# What you will do
Return every entry exactly as written, with the pictures removed.

=======

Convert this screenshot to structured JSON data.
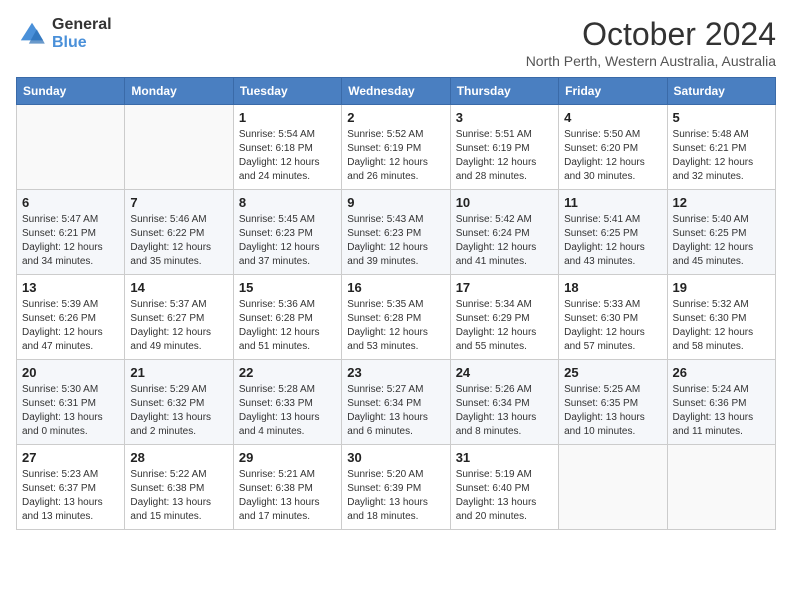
{
  "logo": {
    "line1": "General",
    "line2": "Blue"
  },
  "title": "October 2024",
  "subtitle": "North Perth, Western Australia, Australia",
  "days_of_week": [
    "Sunday",
    "Monday",
    "Tuesday",
    "Wednesday",
    "Thursday",
    "Friday",
    "Saturday"
  ],
  "weeks": [
    [
      {
        "day": "",
        "sunrise": "",
        "sunset": "",
        "daylight": ""
      },
      {
        "day": "",
        "sunrise": "",
        "sunset": "",
        "daylight": ""
      },
      {
        "day": "1",
        "sunrise": "Sunrise: 5:54 AM",
        "sunset": "Sunset: 6:18 PM",
        "daylight": "Daylight: 12 hours and 24 minutes."
      },
      {
        "day": "2",
        "sunrise": "Sunrise: 5:52 AM",
        "sunset": "Sunset: 6:19 PM",
        "daylight": "Daylight: 12 hours and 26 minutes."
      },
      {
        "day": "3",
        "sunrise": "Sunrise: 5:51 AM",
        "sunset": "Sunset: 6:19 PM",
        "daylight": "Daylight: 12 hours and 28 minutes."
      },
      {
        "day": "4",
        "sunrise": "Sunrise: 5:50 AM",
        "sunset": "Sunset: 6:20 PM",
        "daylight": "Daylight: 12 hours and 30 minutes."
      },
      {
        "day": "5",
        "sunrise": "Sunrise: 5:48 AM",
        "sunset": "Sunset: 6:21 PM",
        "daylight": "Daylight: 12 hours and 32 minutes."
      }
    ],
    [
      {
        "day": "6",
        "sunrise": "Sunrise: 5:47 AM",
        "sunset": "Sunset: 6:21 PM",
        "daylight": "Daylight: 12 hours and 34 minutes."
      },
      {
        "day": "7",
        "sunrise": "Sunrise: 5:46 AM",
        "sunset": "Sunset: 6:22 PM",
        "daylight": "Daylight: 12 hours and 35 minutes."
      },
      {
        "day": "8",
        "sunrise": "Sunrise: 5:45 AM",
        "sunset": "Sunset: 6:23 PM",
        "daylight": "Daylight: 12 hours and 37 minutes."
      },
      {
        "day": "9",
        "sunrise": "Sunrise: 5:43 AM",
        "sunset": "Sunset: 6:23 PM",
        "daylight": "Daylight: 12 hours and 39 minutes."
      },
      {
        "day": "10",
        "sunrise": "Sunrise: 5:42 AM",
        "sunset": "Sunset: 6:24 PM",
        "daylight": "Daylight: 12 hours and 41 minutes."
      },
      {
        "day": "11",
        "sunrise": "Sunrise: 5:41 AM",
        "sunset": "Sunset: 6:25 PM",
        "daylight": "Daylight: 12 hours and 43 minutes."
      },
      {
        "day": "12",
        "sunrise": "Sunrise: 5:40 AM",
        "sunset": "Sunset: 6:25 PM",
        "daylight": "Daylight: 12 hours and 45 minutes."
      }
    ],
    [
      {
        "day": "13",
        "sunrise": "Sunrise: 5:39 AM",
        "sunset": "Sunset: 6:26 PM",
        "daylight": "Daylight: 12 hours and 47 minutes."
      },
      {
        "day": "14",
        "sunrise": "Sunrise: 5:37 AM",
        "sunset": "Sunset: 6:27 PM",
        "daylight": "Daylight: 12 hours and 49 minutes."
      },
      {
        "day": "15",
        "sunrise": "Sunrise: 5:36 AM",
        "sunset": "Sunset: 6:28 PM",
        "daylight": "Daylight: 12 hours and 51 minutes."
      },
      {
        "day": "16",
        "sunrise": "Sunrise: 5:35 AM",
        "sunset": "Sunset: 6:28 PM",
        "daylight": "Daylight: 12 hours and 53 minutes."
      },
      {
        "day": "17",
        "sunrise": "Sunrise: 5:34 AM",
        "sunset": "Sunset: 6:29 PM",
        "daylight": "Daylight: 12 hours and 55 minutes."
      },
      {
        "day": "18",
        "sunrise": "Sunrise: 5:33 AM",
        "sunset": "Sunset: 6:30 PM",
        "daylight": "Daylight: 12 hours and 57 minutes."
      },
      {
        "day": "19",
        "sunrise": "Sunrise: 5:32 AM",
        "sunset": "Sunset: 6:30 PM",
        "daylight": "Daylight: 12 hours and 58 minutes."
      }
    ],
    [
      {
        "day": "20",
        "sunrise": "Sunrise: 5:30 AM",
        "sunset": "Sunset: 6:31 PM",
        "daylight": "Daylight: 13 hours and 0 minutes."
      },
      {
        "day": "21",
        "sunrise": "Sunrise: 5:29 AM",
        "sunset": "Sunset: 6:32 PM",
        "daylight": "Daylight: 13 hours and 2 minutes."
      },
      {
        "day": "22",
        "sunrise": "Sunrise: 5:28 AM",
        "sunset": "Sunset: 6:33 PM",
        "daylight": "Daylight: 13 hours and 4 minutes."
      },
      {
        "day": "23",
        "sunrise": "Sunrise: 5:27 AM",
        "sunset": "Sunset: 6:34 PM",
        "daylight": "Daylight: 13 hours and 6 minutes."
      },
      {
        "day": "24",
        "sunrise": "Sunrise: 5:26 AM",
        "sunset": "Sunset: 6:34 PM",
        "daylight": "Daylight: 13 hours and 8 minutes."
      },
      {
        "day": "25",
        "sunrise": "Sunrise: 5:25 AM",
        "sunset": "Sunset: 6:35 PM",
        "daylight": "Daylight: 13 hours and 10 minutes."
      },
      {
        "day": "26",
        "sunrise": "Sunrise: 5:24 AM",
        "sunset": "Sunset: 6:36 PM",
        "daylight": "Daylight: 13 hours and 11 minutes."
      }
    ],
    [
      {
        "day": "27",
        "sunrise": "Sunrise: 5:23 AM",
        "sunset": "Sunset: 6:37 PM",
        "daylight": "Daylight: 13 hours and 13 minutes."
      },
      {
        "day": "28",
        "sunrise": "Sunrise: 5:22 AM",
        "sunset": "Sunset: 6:38 PM",
        "daylight": "Daylight: 13 hours and 15 minutes."
      },
      {
        "day": "29",
        "sunrise": "Sunrise: 5:21 AM",
        "sunset": "Sunset: 6:38 PM",
        "daylight": "Daylight: 13 hours and 17 minutes."
      },
      {
        "day": "30",
        "sunrise": "Sunrise: 5:20 AM",
        "sunset": "Sunset: 6:39 PM",
        "daylight": "Daylight: 13 hours and 18 minutes."
      },
      {
        "day": "31",
        "sunrise": "Sunrise: 5:19 AM",
        "sunset": "Sunset: 6:40 PM",
        "daylight": "Daylight: 13 hours and 20 minutes."
      },
      {
        "day": "",
        "sunrise": "",
        "sunset": "",
        "daylight": ""
      },
      {
        "day": "",
        "sunrise": "",
        "sunset": "",
        "daylight": ""
      }
    ]
  ]
}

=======

# Solved exercise
Convert this screenshot to structured JSON data.
{
  "logo": {
    "line1": "General",
    "line2": "Blue"
  },
  "title": "October 2024",
  "subtitle": "North Perth, Western Australia, Australia",
  "days_of_week": [
    "Sunday",
    "Monday",
    "Tuesday",
    "Wednesday",
    "Thursday",
    "Friday",
    "Saturday"
  ],
  "weeks": [
    [
      {
        "day": "",
        "sunrise": "",
        "sunset": "",
        "daylight": ""
      },
      {
        "day": "",
        "sunrise": "",
        "sunset": "",
        "daylight": ""
      },
      {
        "day": "1",
        "sunrise": "Sunrise: 5:54 AM",
        "sunset": "Sunset: 6:18 PM",
        "daylight": "Daylight: 12 hours and 24 minutes."
      },
      {
        "day": "2",
        "sunrise": "Sunrise: 5:52 AM",
        "sunset": "Sunset: 6:19 PM",
        "daylight": "Daylight: 12 hours and 26 minutes."
      },
      {
        "day": "3",
        "sunrise": "Sunrise: 5:51 AM",
        "sunset": "Sunset: 6:19 PM",
        "daylight": "Daylight: 12 hours and 28 minutes."
      },
      {
        "day": "4",
        "sunrise": "Sunrise: 5:50 AM",
        "sunset": "Sunset: 6:20 PM",
        "daylight": "Daylight: 12 hours and 30 minutes."
      },
      {
        "day": "5",
        "sunrise": "Sunrise: 5:48 AM",
        "sunset": "Sunset: 6:21 PM",
        "daylight": "Daylight: 12 hours and 32 minutes."
      }
    ],
    [
      {
        "day": "6",
        "sunrise": "Sunrise: 5:47 AM",
        "sunset": "Sunset: 6:21 PM",
        "daylight": "Daylight: 12 hours and 34 minutes."
      },
      {
        "day": "7",
        "sunrise": "Sunrise: 5:46 AM",
        "sunset": "Sunset: 6:22 PM",
        "daylight": "Daylight: 12 hours and 35 minutes."
      },
      {
        "day": "8",
        "sunrise": "Sunrise: 5:45 AM",
        "sunset": "Sunset: 6:23 PM",
        "daylight": "Daylight: 12 hours and 37 minutes."
      },
      {
        "day": "9",
        "sunrise": "Sunrise: 5:43 AM",
        "sunset": "Sunset: 6:23 PM",
        "daylight": "Daylight: 12 hours and 39 minutes."
      },
      {
        "day": "10",
        "sunrise": "Sunrise: 5:42 AM",
        "sunset": "Sunset: 6:24 PM",
        "daylight": "Daylight: 12 hours and 41 minutes."
      },
      {
        "day": "11",
        "sunrise": "Sunrise: 5:41 AM",
        "sunset": "Sunset: 6:25 PM",
        "daylight": "Daylight: 12 hours and 43 minutes."
      },
      {
        "day": "12",
        "sunrise": "Sunrise: 5:40 AM",
        "sunset": "Sunset: 6:25 PM",
        "daylight": "Daylight: 12 hours and 45 minutes."
      }
    ],
    [
      {
        "day": "13",
        "sunrise": "Sunrise: 5:39 AM",
        "sunset": "Sunset: 6:26 PM",
        "daylight": "Daylight: 12 hours and 47 minutes."
      },
      {
        "day": "14",
        "sunrise": "Sunrise: 5:37 AM",
        "sunset": "Sunset: 6:27 PM",
        "daylight": "Daylight: 12 hours and 49 minutes."
      },
      {
        "day": "15",
        "sunrise": "Sunrise: 5:36 AM",
        "sunset": "Sunset: 6:28 PM",
        "daylight": "Daylight: 12 hours and 51 minutes."
      },
      {
        "day": "16",
        "sunrise": "Sunrise: 5:35 AM",
        "sunset": "Sunset: 6:28 PM",
        "daylight": "Daylight: 12 hours and 53 minutes."
      },
      {
        "day": "17",
        "sunrise": "Sunrise: 5:34 AM",
        "sunset": "Sunset: 6:29 PM",
        "daylight": "Daylight: 12 hours and 55 minutes."
      },
      {
        "day": "18",
        "sunrise": "Sunrise: 5:33 AM",
        "sunset": "Sunset: 6:30 PM",
        "daylight": "Daylight: 12 hours and 57 minutes."
      },
      {
        "day": "19",
        "sunrise": "Sunrise: 5:32 AM",
        "sunset": "Sunset: 6:30 PM",
        "daylight": "Daylight: 12 hours and 58 minutes."
      }
    ],
    [
      {
        "day": "20",
        "sunrise": "Sunrise: 5:30 AM",
        "sunset": "Sunset: 6:31 PM",
        "daylight": "Daylight: 13 hours and 0 minutes."
      },
      {
        "day": "21",
        "sunrise": "Sunrise: 5:29 AM",
        "sunset": "Sunset: 6:32 PM",
        "daylight": "Daylight: 13 hours and 2 minutes."
      },
      {
        "day": "22",
        "sunrise": "Sunrise: 5:28 AM",
        "sunset": "Sunset: 6:33 PM",
        "daylight": "Daylight: 13 hours and 4 minutes."
      },
      {
        "day": "23",
        "sunrise": "Sunrise: 5:27 AM",
        "sunset": "Sunset: 6:34 PM",
        "daylight": "Daylight: 13 hours and 6 minutes."
      },
      {
        "day": "24",
        "sunrise": "Sunrise: 5:26 AM",
        "sunset": "Sunset: 6:34 PM",
        "daylight": "Daylight: 13 hours and 8 minutes."
      },
      {
        "day": "25",
        "sunrise": "Sunrise: 5:25 AM",
        "sunset": "Sunset: 6:35 PM",
        "daylight": "Daylight: 13 hours and 10 minutes."
      },
      {
        "day": "26",
        "sunrise": "Sunrise: 5:24 AM",
        "sunset": "Sunset: 6:36 PM",
        "daylight": "Daylight: 13 hours and 11 minutes."
      }
    ],
    [
      {
        "day": "27",
        "sunrise": "Sunrise: 5:23 AM",
        "sunset": "Sunset: 6:37 PM",
        "daylight": "Daylight: 13 hours and 13 minutes."
      },
      {
        "day": "28",
        "sunrise": "Sunrise: 5:22 AM",
        "sunset": "Sunset: 6:38 PM",
        "daylight": "Daylight: 13 hours and 15 minutes."
      },
      {
        "day": "29",
        "sunrise": "Sunrise: 5:21 AM",
        "sunset": "Sunset: 6:38 PM",
        "daylight": "Daylight: 13 hours and 17 minutes."
      },
      {
        "day": "30",
        "sunrise": "Sunrise: 5:20 AM",
        "sunset": "Sunset: 6:39 PM",
        "daylight": "Daylight: 13 hours and 18 minutes."
      },
      {
        "day": "31",
        "sunrise": "Sunrise: 5:19 AM",
        "sunset": "Sunset: 6:40 PM",
        "daylight": "Daylight: 13 hours and 20 minutes."
      },
      {
        "day": "",
        "sunrise": "",
        "sunset": "",
        "daylight": ""
      },
      {
        "day": "",
        "sunrise": "",
        "sunset": "",
        "daylight": ""
      }
    ]
  ]
}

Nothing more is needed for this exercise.